The ATS was never going to be a quick fix for human rights adjudication. After all, the Court had already narrowed the class of offenses to which it can apply to those that are "specific, universal, and obligatory," like genocide and war crimes. The ATS would likely exclude the broader class of violations that so many corporations consistently perpetrate, often with governmental complicity -- the more mundane atrocities of environmental destruction, displacement of indigenous peoples, degradation of the health and welfare of local populations, and generally imbalanced transfers of resources from poorer to wealthier parts of the globe. If accountability for genocide is a problem, accountability for something like contribution to climate change seems like a pipe dream. In fact, both Nigeria and the African Commission on Human and People's Rights had already found that Shell violated the human rights of the inhabitants of Ogoniland by flaring large quantities of greenhouse gas in the Niger Delta, contributing to climate change and local environmental harms. Nonetheless, Shell continues to flare the majority of extracted gas in the region, much of which the U.S. imports.
The point is not that the U.S. legal system should become the ultimate arbiter of global human rights violation, as yesterday's majority seemed to fear. The point, rather, is that the U.S. -- and all of us within it -- are already complicit in the atrocities that yesterday the Supreme Court shrugged off. We are failing to hold ourselves accountable to the moral and human rights laws and standards we have helped to expound. Of course, it's not just up to the courts (or, in other contexts, a sometimes reluctant Justice Department) to safeguard human rights standards and foundational laws. It's also up to us to do our best to police our own investment and consumption behaviors, divesting ourselves from products that embody violence that we would so rather not see. Yet while a great deal is being done to create better disclosure and labeling systems to guide consumer and investor decisions (as Dodd-Frank now requires disclosure for conflict minerals in or near the Democratic Republic of the Congo), we still need the concentrated force of the legislature and the courts to make and enforce laws to hold corporate persons accountable to human rights standards.
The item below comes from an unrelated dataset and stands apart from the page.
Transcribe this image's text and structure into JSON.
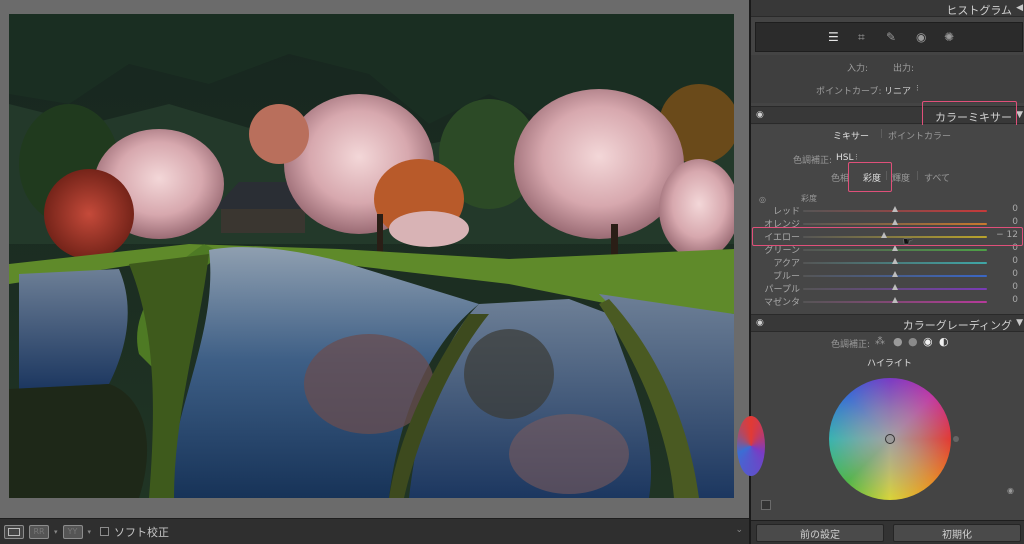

At the end of the majority's decision, Chief Justice Roberts knocked the ball into Congress' court: "Corporations are often present in many countries, and it would reach too far to say that mere corporate presence suffices. If Congress were to determine otherwise, a statute more specific than the ATS would be required." It ought now to be Congress' turn to determine otherwise -- and return the ball.
Just as taxes are part of the price of living in a civilized society, respecting human rights must be part of the price that corporations pay for doing business in our home.